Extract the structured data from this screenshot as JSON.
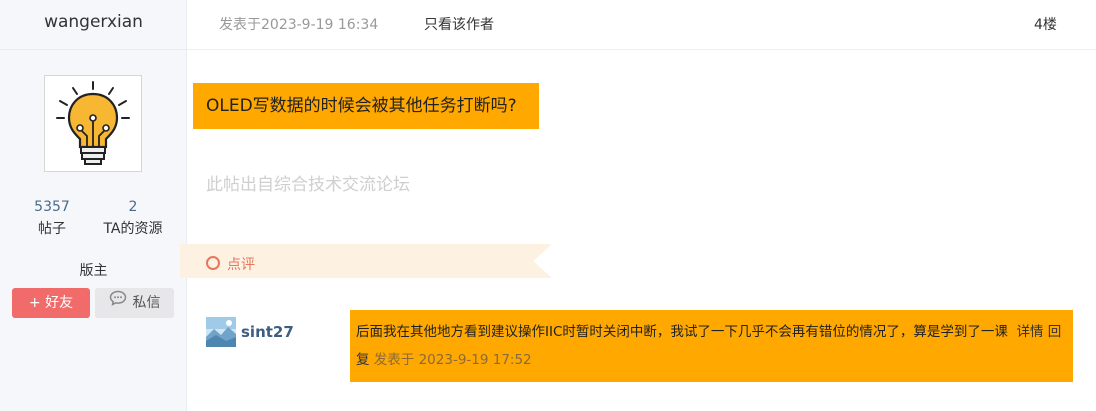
{
  "author": {
    "name": "wangerxian",
    "stats": {
      "posts_value": "5357",
      "posts_label": "帖子",
      "resources_value": "2",
      "resources_label": "TA的资源"
    },
    "role": "版主",
    "add_friend_label": "+ 好友",
    "message_label": "私信"
  },
  "post_header": {
    "posted_at": "发表于2023-9-19 16:34",
    "only_author_label": "只看该作者",
    "floor": "4楼"
  },
  "post": {
    "title": "OLED写数据的时候会被其他任务打断吗?",
    "source_note": "此帖出自综合技术交流论坛"
  },
  "comment_section": {
    "label": "点评"
  },
  "comment": {
    "user": "sint27",
    "text": "后面我在其他地方看到建议操作IIC时暂时关闭中断，我试了一下几乎不会再有错位的情况了，算是学到了一课",
    "detail_label": "详情",
    "reply_label": "回复",
    "meta": "发表于 2023-9-19 17:52"
  },
  "colors": {
    "highlight": "#ffa800",
    "friend_button": "#f26b6b",
    "comment_accent": "#e8765d",
    "link_blue": "#3e5d84"
  }
}
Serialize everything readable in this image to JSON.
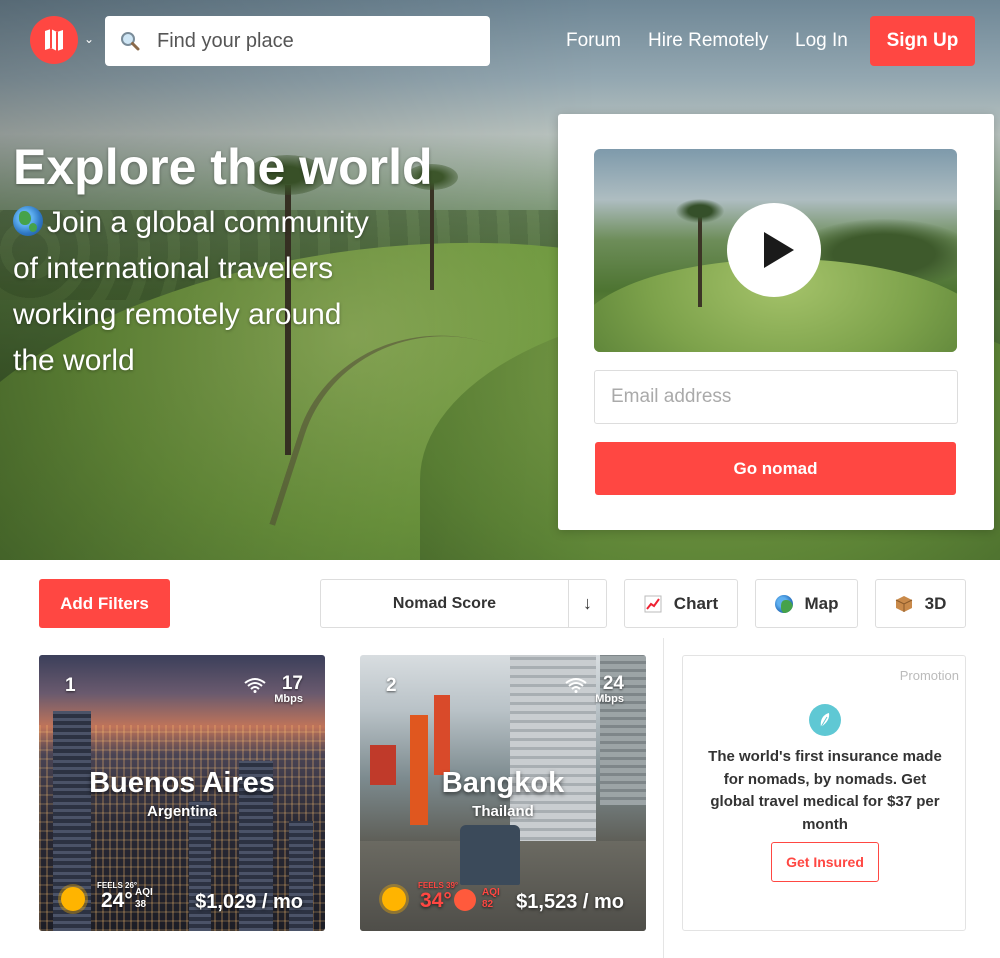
{
  "header": {
    "search_placeholder": "Find your place",
    "nav": [
      "Forum",
      "Hire Remotely",
      "Log In"
    ],
    "signup_label": "Sign Up"
  },
  "hero": {
    "title": "Explore the world",
    "subtitle": "Join a global community of international travelers working remotely around the world"
  },
  "signup_card": {
    "email_placeholder": "Email address",
    "cta_label": "Go nomad"
  },
  "toolbar": {
    "filters_label": "Add Filters",
    "sort_label": "Nomad Score",
    "sort_arrow": "↓",
    "views": [
      {
        "label": "Chart",
        "icon": "chart-icon"
      },
      {
        "label": "Map",
        "icon": "globe-icon"
      },
      {
        "label": "3D",
        "icon": "box-icon"
      }
    ]
  },
  "cities": [
    {
      "rank": "1",
      "wifi": "17",
      "wifi_unit": "Mbps",
      "name": "Buenos Aires",
      "country": "Argentina",
      "feels": "FEELS 26°",
      "temp": "24°",
      "aqi_label": "AQI",
      "aqi": "38",
      "cost": "$1,029 / mo"
    },
    {
      "rank": "2",
      "wifi": "24",
      "wifi_unit": "Mbps",
      "name": "Bangkok",
      "country": "Thailand",
      "feels": "FEELS 39°",
      "temp": "34°",
      "aqi_label": "AQI",
      "aqi": "82",
      "cost": "$1,523 / mo"
    }
  ],
  "promo": {
    "tag": "Promotion",
    "text": "The world's first insurance made for nomads, by nomads. Get global travel medical for $37 per month",
    "button_label": "Get Insured"
  },
  "colors": {
    "accent": "#ff4742",
    "promo_icon": "#5fc8d4"
  }
}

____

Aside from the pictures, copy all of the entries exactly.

Extract the structured data from this screenshot as JSON.
{
  "author": {
    "name": "wangerxian",
    "stats": {
      "posts_value": "5357",
      "posts_label": "帖子",
      "resources_value": "2",
      "resources_label": "TA的资源"
    },
    "role": "版主",
    "add_friend_label": "+ 好友",
    "message_label": "私信"
  },
  "post_header": {
    "posted_at": "发表于2023-9-19 16:34",
    "only_author_label": "只看该作者",
    "floor": "4楼"
  },
  "post": {
    "title": "OLED写数据的时候会被其他任务打断吗?",
    "source_note": "此帖出自综合技术交流论坛"
  },
  "comment_section": {
    "label": "点评"
  },
  "comment": {
    "user": "sint27",
    "text": "后面我在其他地方看到建议操作IIC时暂时关闭中断，我试了一下几乎不会再有错位的情况了，算是学到了一课",
    "detail_label": "详情",
    "reply_label": "回复",
    "meta": "发表于 2023-9-19 17:52"
  },
  "colors": {
    "highlight": "#ffa800",
    "friend_button": "#f26b6b",
    "comment_accent": "#e8765d",
    "link_blue": "#3e5d84"
  }
}
Serialize everything readable in this image to JSON.
{
  "header": {
    "search_placeholder": "Find your place",
    "nav": [
      "Forum",
      "Hire Remotely",
      "Log In"
    ],
    "signup_label": "Sign Up"
  },
  "hero": {
    "title": "Explore the world",
    "subtitle": "Join a global community of international travelers working remotely around the world"
  },
  "signup_card": {
    "email_placeholder": "Email address",
    "cta_label": "Go nomad"
  },
  "toolbar": {
    "filters_label": "Add Filters",
    "sort_label": "Nomad Score",
    "sort_arrow": "↓",
    "views": [
      {
        "label": "Chart",
        "icon": "chart-icon"
      },
      {
        "label": "Map",
        "icon": "globe-icon"
      },
      {
        "label": "3D",
        "icon": "box-icon"
      }
    ]
  },
  "cities": [
    {
      "rank": "1",
      "wifi": "17",
      "wifi_unit": "Mbps",
      "name": "Buenos Aires",
      "country": "Argentina",
      "feels": "FEELS 26°",
      "temp": "24°",
      "aqi_label": "AQI",
      "aqi": "38",
      "cost": "$1,029 / mo"
    },
    {
      "rank": "2",
      "wifi": "24",
      "wifi_unit": "Mbps",
      "name": "Bangkok",
      "country": "Thailand",
      "feels": "FEELS 39°",
      "temp": "34°",
      "aqi_label": "AQI",
      "aqi": "82",
      "cost": "$1,523 / mo"
    }
  ],
  "promo": {
    "tag": "Promotion",
    "text": "The world's first insurance made for nomads, by nomads. Get global travel medical for $37 per month",
    "button_label": "Get Insured"
  },
  "colors": {
    "accent": "#ff4742",
    "promo_icon": "#5fc8d4"
  }
}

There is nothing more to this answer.